━━ Records shown

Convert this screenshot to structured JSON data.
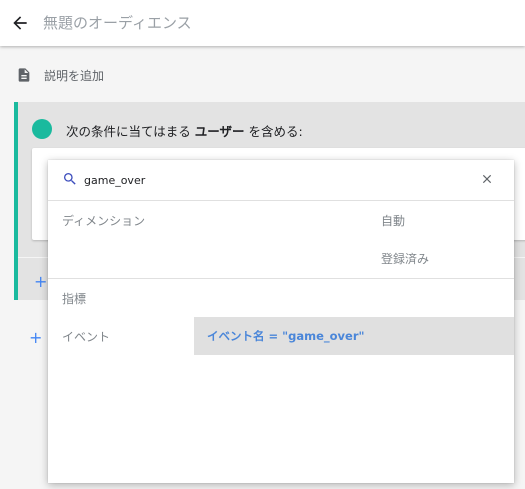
{
  "header": {
    "title": "無題のオーディエンス",
    "back_icon": "arrow-back-icon"
  },
  "description": {
    "label": "説明を追加",
    "icon": "document-icon"
  },
  "condition": {
    "text_prefix": "次の条件に当てはまる ",
    "text_bold": "ユーザー",
    "text_suffix": " を含める:",
    "accent_color": "#1aba9e",
    "add_icon": "+"
  },
  "outer_add_icon": "+",
  "dropdown": {
    "search": {
      "value": "game_over",
      "icon": "search-icon",
      "close_icon": "close-icon"
    },
    "categories": {
      "dimension": {
        "label": "ディメンション",
        "items": [
          "自動",
          "登録済み"
        ]
      },
      "metric": {
        "label": "指標"
      },
      "event": {
        "label": "イベント",
        "result": "イベント名 = \"game_over\""
      }
    },
    "highlight_color": "#e0e0e0",
    "result_text_color": "#4a86d9"
  }
}
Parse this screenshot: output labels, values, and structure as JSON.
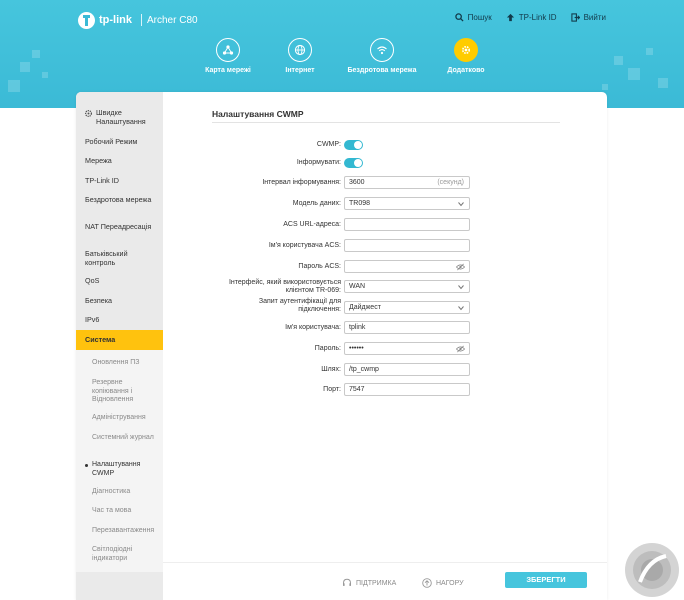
{
  "header": {
    "brand": "tp-link",
    "model": "Archer C80",
    "links": {
      "search": "Пошук",
      "tplink_id": "TP-Link ID",
      "logout": "Вийти"
    },
    "nav": [
      {
        "label": "Карта мережі"
      },
      {
        "label": "Інтернет"
      },
      {
        "label": "Бездротова мережа"
      },
      {
        "label": "Додатково"
      }
    ],
    "accent": "#ffcc00",
    "bg": "#3bbad6"
  },
  "sidebar": {
    "items": [
      {
        "label": "Швидке Налаштування"
      },
      {
        "label": "Робочий Режим"
      },
      {
        "label": "Мережа"
      },
      {
        "label": "TP-Link ID"
      },
      {
        "label": "Бездротова мережа"
      },
      {
        "label": "NAT Переадресація"
      },
      {
        "label": "Батьківський контроль"
      },
      {
        "label": "QoS"
      },
      {
        "label": "Безпека"
      },
      {
        "label": "IPv6"
      },
      {
        "label": "Система"
      }
    ],
    "subitems": [
      {
        "label": "Оновлення ПЗ"
      },
      {
        "label": "Резервне копіювання і Відновлення"
      },
      {
        "label": "Адміністрування"
      },
      {
        "label": "Системний журнал"
      },
      {
        "label": "Налаштування CWMP"
      },
      {
        "label": "Діагностика"
      },
      {
        "label": "Час та мова"
      },
      {
        "label": "Перезавантаження"
      },
      {
        "label": "Світлодіодні індикатори"
      }
    ],
    "active_color": "#ffc20e"
  },
  "content": {
    "title": "Налаштування CWMP",
    "fields": {
      "cwmp_label": "CWMP:",
      "inform_label": "Інформувати:",
      "interval_label": "Інтервал інформування:",
      "interval_value": "3600",
      "interval_unit": "(секунд)",
      "model_label": "Модель даних:",
      "model_value": "TR098",
      "acs_url_label": "ACS URL-адреса:",
      "acs_url_value": "",
      "acs_user_label": "Ім'я користувача ACS:",
      "acs_user_value": "",
      "acs_pass_label": "Пароль ACS:",
      "acs_pass_value": "",
      "iface_label": "Інтерфейс, який використовується клієнтом TR-069:",
      "iface_value": "WAN",
      "auth_label": "Запит аутентифікації для підключення:",
      "auth_value": "Дайджест",
      "user_label": "Ім'я користувача:",
      "user_value": "tplink",
      "pass_label": "Пароль:",
      "pass_value": "••••••",
      "path_label": "Шлях:",
      "path_value": "/tp_cwmp",
      "port_label": "Порт:",
      "port_value": "7547"
    },
    "toggle_color": "#33b8d1"
  },
  "footer": {
    "support": "ПІДТРИМКА",
    "top": "НАГОРУ",
    "save": "ЗБЕРЕГТИ"
  }
}
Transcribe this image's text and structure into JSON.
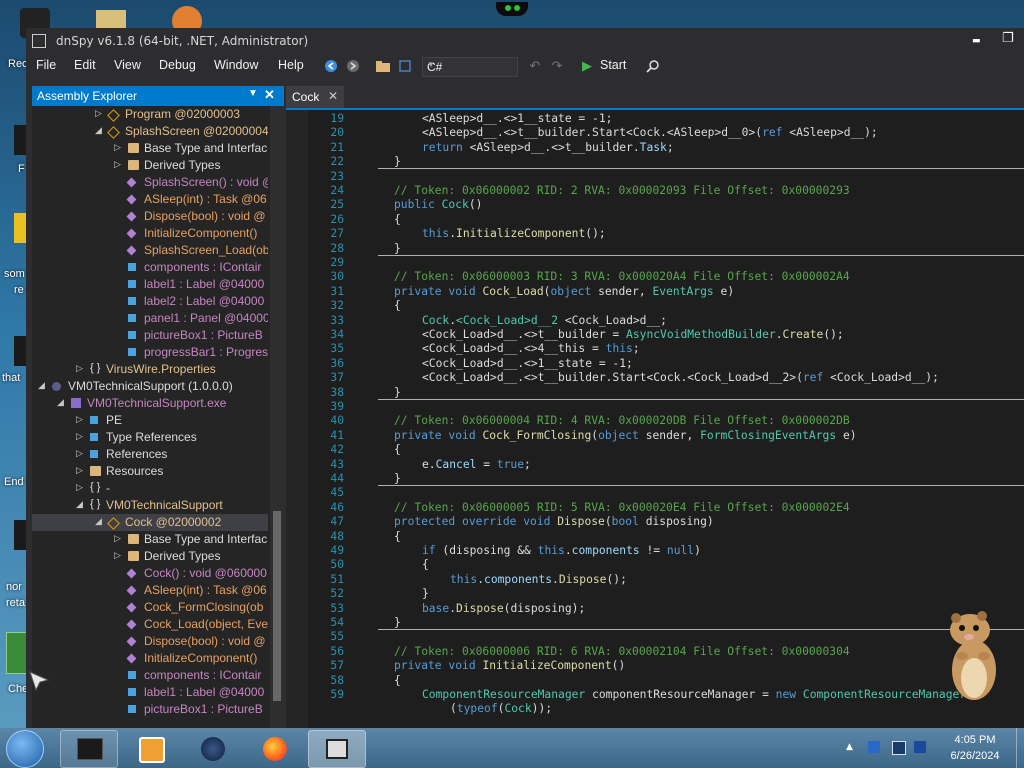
{
  "desktop": {
    "labels": [
      "Rec",
      "F",
      "som",
      "re",
      "that",
      "End",
      "nor",
      "reta",
      "Che"
    ]
  },
  "window": {
    "title": "dnSpy v6.1.8 (64-bit, .NET, Administrator)",
    "minimize": "▬",
    "restore": "❐"
  },
  "menu": [
    "File",
    "Edit",
    "View",
    "Debug",
    "Window",
    "Help"
  ],
  "toolbar": {
    "language": "C#",
    "start_label": "Start"
  },
  "explorer": {
    "title": "Assembly Explorer",
    "items": [
      {
        "label": "Program @02000003",
        "depth": 3,
        "arrow": "▷",
        "icon": "cls",
        "color": "c-yel"
      },
      {
        "label": "SplashScreen @02000004",
        "depth": 3,
        "arrow": "◢",
        "icon": "cls",
        "color": "c-yel"
      },
      {
        "label": "Base Type and Interfac",
        "depth": 4,
        "arrow": "▷",
        "icon": "folder",
        "color": ""
      },
      {
        "label": "Derived Types",
        "depth": 4,
        "arrow": "▷",
        "icon": "folder",
        "color": ""
      },
      {
        "label": "SplashScreen() : void @",
        "depth": 4,
        "arrow": "",
        "icon": "method",
        "color": "c-pur"
      },
      {
        "label": "ASleep(int) : Task @06",
        "depth": 4,
        "arrow": "",
        "icon": "method",
        "color": "c-org"
      },
      {
        "label": "Dispose(bool) : void @",
        "depth": 4,
        "arrow": "",
        "icon": "method",
        "color": "c-org"
      },
      {
        "label": "InitializeComponent()",
        "depth": 4,
        "arrow": "",
        "icon": "method",
        "color": "c-org"
      },
      {
        "label": "SplashScreen_Load(ob",
        "depth": 4,
        "arrow": "",
        "icon": "method",
        "color": "c-org"
      },
      {
        "label": "components : IContair",
        "depth": 4,
        "arrow": "",
        "icon": "field",
        "color": "c-pur"
      },
      {
        "label": "label1 : Label @04000",
        "depth": 4,
        "arrow": "",
        "icon": "field",
        "color": "c-pur"
      },
      {
        "label": "label2 : Label @04000",
        "depth": 4,
        "arrow": "",
        "icon": "field",
        "color": "c-pur"
      },
      {
        "label": "panel1 : Panel @04000",
        "depth": 4,
        "arrow": "",
        "icon": "field",
        "color": "c-pur"
      },
      {
        "label": "pictureBox1 : PictureB",
        "depth": 4,
        "arrow": "",
        "icon": "field",
        "color": "c-pur"
      },
      {
        "label": "progressBar1 : Progres",
        "depth": 4,
        "arrow": "",
        "icon": "field",
        "color": "c-pur"
      },
      {
        "label": "VirusWire.Properties",
        "depth": 2,
        "arrow": "▷",
        "icon": "ns",
        "color": "c-yel"
      },
      {
        "label": "VM0TechnicalSupport (1.0.0.0)",
        "depth": 0,
        "arrow": "◢",
        "icon": "gear",
        "color": ""
      },
      {
        "label": "VM0TechnicalSupport.exe",
        "depth": 1,
        "arrow": "◢",
        "icon": "asm",
        "color": "c-pur"
      },
      {
        "label": "PE",
        "depth": 2,
        "arrow": "▷",
        "icon": "field",
        "color": ""
      },
      {
        "label": "Type References",
        "depth": 2,
        "arrow": "▷",
        "icon": "field",
        "color": ""
      },
      {
        "label": "References",
        "depth": 2,
        "arrow": "▷",
        "icon": "field",
        "color": ""
      },
      {
        "label": "Resources",
        "depth": 2,
        "arrow": "▷",
        "icon": "folder",
        "color": ""
      },
      {
        "label": "-",
        "depth": 2,
        "arrow": "▷",
        "icon": "ns",
        "color": ""
      },
      {
        "label": "VM0TechnicalSupport",
        "depth": 2,
        "arrow": "◢",
        "icon": "ns",
        "color": "c-yel"
      },
      {
        "label": "Cock @02000002",
        "depth": 3,
        "arrow": "◢",
        "icon": "cls",
        "color": "c-yel",
        "selected": true
      },
      {
        "label": "Base Type and Interfac",
        "depth": 4,
        "arrow": "▷",
        "icon": "folder",
        "color": ""
      },
      {
        "label": "Derived Types",
        "depth": 4,
        "arrow": "▷",
        "icon": "folder",
        "color": ""
      },
      {
        "label": "Cock() : void @060000",
        "depth": 4,
        "arrow": "",
        "icon": "method",
        "color": "c-pur"
      },
      {
        "label": "ASleep(int) : Task @06",
        "depth": 4,
        "arrow": "",
        "icon": "method",
        "color": "c-org"
      },
      {
        "label": "Cock_FormClosing(ob",
        "depth": 4,
        "arrow": "",
        "icon": "method",
        "color": "c-org"
      },
      {
        "label": "Cock_Load(object, Eve",
        "depth": 4,
        "arrow": "",
        "icon": "method",
        "color": "c-org"
      },
      {
        "label": "Dispose(bool) : void @",
        "depth": 4,
        "arrow": "",
        "icon": "method",
        "color": "c-org"
      },
      {
        "label": "InitializeComponent()",
        "depth": 4,
        "arrow": "",
        "icon": "method",
        "color": "c-org"
      },
      {
        "label": "components : IContair",
        "depth": 4,
        "arrow": "",
        "icon": "field",
        "color": "c-pur"
      },
      {
        "label": "label1 : Label @04000",
        "depth": 4,
        "arrow": "",
        "icon": "field",
        "color": "c-pur"
      },
      {
        "label": "pictureBox1 : PictureB",
        "depth": 4,
        "arrow": "",
        "icon": "field",
        "color": "c-pur"
      }
    ]
  },
  "editor": {
    "tab_label": "Cock",
    "lines": [
      {
        "n": "19",
        "indent": 2,
        "segs": [
          [
            "",
            "<ASleep>d__.<>1__state = -1;"
          ]
        ]
      },
      {
        "n": "20",
        "indent": 2,
        "segs": [
          [
            "",
            "<ASleep>d__.<>t__builder.Start<Cock.<ASleep>d__0>("
          ],
          [
            "kw",
            "ref"
          ],
          [
            "",
            " <ASleep>d__);"
          ]
        ]
      },
      {
        "n": "21",
        "indent": 2,
        "segs": [
          [
            "kw",
            "return"
          ],
          [
            "",
            " <ASleep>d__.<>t__builder."
          ],
          [
            "pr",
            "Task"
          ],
          [
            "",
            ";"
          ]
        ]
      },
      {
        "n": "22",
        "indent": 1,
        "segs": [
          [
            "",
            "}"
          ]
        ],
        "sep": true
      },
      {
        "n": "23",
        "indent": 0,
        "segs": []
      },
      {
        "n": "24",
        "indent": 1,
        "segs": [
          [
            "cm",
            "// Token: 0x06000002 RID: 2 RVA: 0x00002093 File Offset: 0x00000293"
          ]
        ]
      },
      {
        "n": "25",
        "indent": 1,
        "segs": [
          [
            "kw",
            "public"
          ],
          [
            "",
            " "
          ],
          [
            "ty",
            "Cock"
          ],
          [
            "",
            "()"
          ]
        ]
      },
      {
        "n": "26",
        "indent": 1,
        "segs": [
          [
            "",
            "{"
          ]
        ]
      },
      {
        "n": "27",
        "indent": 2,
        "segs": [
          [
            "kw",
            "this"
          ],
          [
            "",
            "."
          ],
          [
            "mt",
            "InitializeComponent"
          ],
          [
            "",
            "();"
          ]
        ]
      },
      {
        "n": "28",
        "indent": 1,
        "segs": [
          [
            "",
            "}"
          ]
        ],
        "sep": true
      },
      {
        "n": "29",
        "indent": 0,
        "segs": []
      },
      {
        "n": "30",
        "indent": 1,
        "segs": [
          [
            "cm",
            "// Token: 0x06000003 RID: 3 RVA: 0x000020A4 File Offset: 0x000002A4"
          ]
        ]
      },
      {
        "n": "31",
        "indent": 1,
        "segs": [
          [
            "kw",
            "private void"
          ],
          [
            "",
            " "
          ],
          [
            "mt",
            "Cock_Load"
          ],
          [
            "",
            "("
          ],
          [
            "kw",
            "object"
          ],
          [
            "",
            " sender, "
          ],
          [
            "ty",
            "EventArgs"
          ],
          [
            "",
            " e)"
          ]
        ]
      },
      {
        "n": "32",
        "indent": 1,
        "segs": [
          [
            "",
            "{"
          ]
        ]
      },
      {
        "n": "33",
        "indent": 2,
        "segs": [
          [
            "ty",
            "Cock"
          ],
          [
            "",
            "."
          ],
          [
            "ty",
            "<Cock_Load>d__2"
          ],
          [
            "",
            " <Cock_Load>d__;"
          ]
        ]
      },
      {
        "n": "34",
        "indent": 2,
        "segs": [
          [
            "",
            "<Cock_Load>d__.<>t__builder = "
          ],
          [
            "ty",
            "AsyncVoidMethodBuilder"
          ],
          [
            "",
            "."
          ],
          [
            "mt",
            "Create"
          ],
          [
            "",
            "();"
          ]
        ]
      },
      {
        "n": "35",
        "indent": 2,
        "segs": [
          [
            "",
            "<Cock_Load>d__.<>4__this = "
          ],
          [
            "kw",
            "this"
          ],
          [
            "",
            ";"
          ]
        ]
      },
      {
        "n": "36",
        "indent": 2,
        "segs": [
          [
            "",
            "<Cock_Load>d__.<>1__state = -1;"
          ]
        ]
      },
      {
        "n": "37",
        "indent": 2,
        "segs": [
          [
            "",
            "<Cock_Load>d__.<>t__builder.Start<Cock.<Cock_Load>d__2>("
          ],
          [
            "kw",
            "ref"
          ],
          [
            "",
            " <Cock_Load>d__);"
          ]
        ]
      },
      {
        "n": "38",
        "indent": 1,
        "segs": [
          [
            "",
            "}"
          ]
        ],
        "sep": true
      },
      {
        "n": "39",
        "indent": 0,
        "segs": []
      },
      {
        "n": "40",
        "indent": 1,
        "segs": [
          [
            "cm",
            "// Token: 0x06000004 RID: 4 RVA: 0x000020DB File Offset: 0x000002DB"
          ]
        ]
      },
      {
        "n": "41",
        "indent": 1,
        "segs": [
          [
            "kw",
            "private void"
          ],
          [
            "",
            " "
          ],
          [
            "mt",
            "Cock_FormClosing"
          ],
          [
            "",
            "("
          ],
          [
            "kw",
            "object"
          ],
          [
            "",
            " sender, "
          ],
          [
            "ty",
            "FormClosingEventArgs"
          ],
          [
            "",
            " e)"
          ]
        ]
      },
      {
        "n": "42",
        "indent": 1,
        "segs": [
          [
            "",
            "{"
          ]
        ]
      },
      {
        "n": "43",
        "indent": 2,
        "segs": [
          [
            "",
            "e."
          ],
          [
            "pr",
            "Cancel"
          ],
          [
            "",
            " = "
          ],
          [
            "kw",
            "true"
          ],
          [
            "",
            ";"
          ]
        ]
      },
      {
        "n": "44",
        "indent": 1,
        "segs": [
          [
            "",
            "}"
          ]
        ],
        "sep": true
      },
      {
        "n": "45",
        "indent": 0,
        "segs": []
      },
      {
        "n": "46",
        "indent": 1,
        "segs": [
          [
            "cm",
            "// Token: 0x06000005 RID: 5 RVA: 0x000020E4 File Offset: 0x000002E4"
          ]
        ]
      },
      {
        "n": "47",
        "indent": 1,
        "segs": [
          [
            "kw",
            "protected override void"
          ],
          [
            "",
            " "
          ],
          [
            "mt",
            "Dispose"
          ],
          [
            "",
            "("
          ],
          [
            "kw",
            "bool"
          ],
          [
            "",
            " disposing)"
          ]
        ]
      },
      {
        "n": "48",
        "indent": 1,
        "segs": [
          [
            "",
            "{"
          ]
        ]
      },
      {
        "n": "49",
        "indent": 2,
        "segs": [
          [
            "kw",
            "if"
          ],
          [
            "",
            " (disposing && "
          ],
          [
            "kw",
            "this"
          ],
          [
            "",
            "."
          ],
          [
            "pr",
            "components"
          ],
          [
            "",
            " != "
          ],
          [
            "kw",
            "null"
          ],
          [
            "",
            ")"
          ]
        ]
      },
      {
        "n": "50",
        "indent": 2,
        "segs": [
          [
            "",
            "{"
          ]
        ]
      },
      {
        "n": "51",
        "indent": 3,
        "segs": [
          [
            "kw",
            "this"
          ],
          [
            "",
            "."
          ],
          [
            "pr",
            "components"
          ],
          [
            "",
            "."
          ],
          [
            "mt",
            "Dispose"
          ],
          [
            "",
            "();"
          ]
        ]
      },
      {
        "n": "52",
        "indent": 2,
        "segs": [
          [
            "",
            "}"
          ]
        ]
      },
      {
        "n": "53",
        "indent": 2,
        "segs": [
          [
            "kw",
            "base"
          ],
          [
            "",
            "."
          ],
          [
            "mt",
            "Dispose"
          ],
          [
            "",
            "(disposing);"
          ]
        ]
      },
      {
        "n": "54",
        "indent": 1,
        "segs": [
          [
            "",
            "}"
          ]
        ],
        "sep": true
      },
      {
        "n": "55",
        "indent": 0,
        "segs": []
      },
      {
        "n": "56",
        "indent": 1,
        "segs": [
          [
            "cm",
            "// Token: 0x06000006 RID: 6 RVA: 0x00002104 File Offset: 0x00000304"
          ]
        ]
      },
      {
        "n": "57",
        "indent": 1,
        "segs": [
          [
            "kw",
            "private void"
          ],
          [
            "",
            " "
          ],
          [
            "mt",
            "InitializeComponent"
          ],
          [
            "",
            "()"
          ]
        ]
      },
      {
        "n": "58",
        "indent": 1,
        "segs": [
          [
            "",
            "{"
          ]
        ]
      },
      {
        "n": "59",
        "indent": 2,
        "segs": [
          [
            "ty",
            "ComponentResourceManager"
          ],
          [
            "",
            " componentResourceManager = "
          ],
          [
            "kw",
            "new"
          ],
          [
            "",
            " "
          ],
          [
            "ty",
            "ComponentResourceManager"
          ]
        ]
      },
      {
        "n": "",
        "indent": 3,
        "segs": [
          [
            "",
            "("
          ],
          [
            "kw",
            "typeof"
          ],
          [
            "",
            "("
          ],
          [
            "ty",
            "Cock"
          ],
          [
            "",
            "));"
          ]
        ]
      }
    ]
  },
  "taskbar": {
    "time": "4:05 PM",
    "date": "6/26/2024"
  }
}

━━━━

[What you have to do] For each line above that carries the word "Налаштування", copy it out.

[Result of the exercise]
        "label": "Швидке Налаштування"
        "label": "Налаштування CWMP"
    "title": "Налаштування CWMP",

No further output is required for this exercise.